Dally said if the water levels continue to rise in the next two to three decades, those floods will become more severe. Especially if there are more hurricanes that hit our area.
“We can get like 2 inches of rain and this whole area will be like a puddle where the sewage is actually supposed to drain,” said San Marco resident Brittney Shears.
WATCH 2017 DOCUMENTARY: The flood and fury of Hurricane Irma
The other primary issue we looked at was the issue of power infrastructure. Texas learned this the hard way when the major ice storm knocked out power to more than 3 million Texans last winter -- one of the coldest ever.
“Tragic does not even begin to describe the devastation and suffering,” said Texas Gov. Greg Abbott at the time of the freeze.
The UNF climate experts believe the type of abnormal weather pattern like what happened in Texas could feasibly hit Florida.
“Our trees are kind of conditioned for high winds. The hurricanes that strike us regularly take down weak trees. But none of them have experienced any ice loading, which is totally different in high winds Dally said. “The power lines haven’t experienced those ice loads either.”
We took a trip to Florida Power and Light’s natural gas plant in Cape Canaveral.
“When adverse weather conditions or other things happen in the plant, we know how to react to them. We have specific procedures,” said Peter Holzapfel, regional general manager of the FPL’s facility there.
Holzapfel told News4Jax FPL’s system is set up so that if one plant goes down, they are interconnected and other plants around the state can compensate.
“Florida is a very highly regulated energy market. Unlike Texas,” said FP&L’s Bill Orlove.
But there are multiple power companies around Florida that don’t have that luxury of other plants that can take over. A 2016 annual report by the American Society of Civil Engineers gave Florida a C- for energy. Texas’ most recent grade was a B+.
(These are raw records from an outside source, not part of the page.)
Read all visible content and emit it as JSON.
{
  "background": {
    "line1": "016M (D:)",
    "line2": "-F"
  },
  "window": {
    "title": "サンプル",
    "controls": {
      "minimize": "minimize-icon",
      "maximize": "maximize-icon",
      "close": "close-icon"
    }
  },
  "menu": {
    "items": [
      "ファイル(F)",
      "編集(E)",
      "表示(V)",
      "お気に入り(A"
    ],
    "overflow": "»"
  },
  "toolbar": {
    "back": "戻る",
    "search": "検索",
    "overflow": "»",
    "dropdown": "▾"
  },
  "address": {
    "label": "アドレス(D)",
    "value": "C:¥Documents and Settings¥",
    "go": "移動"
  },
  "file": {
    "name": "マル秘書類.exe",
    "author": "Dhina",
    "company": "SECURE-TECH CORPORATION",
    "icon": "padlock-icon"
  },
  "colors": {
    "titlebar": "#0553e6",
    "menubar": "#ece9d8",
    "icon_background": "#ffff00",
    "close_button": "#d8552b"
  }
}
The UNF scientists have said more things need to happen to secure the power grid around Florida, including more underground power lines.
“I guess it takes money and commitment to put more power lines underground,” Dally said. “I don’t think anyone has really studied the actual treefall that occurs during a hurricane.”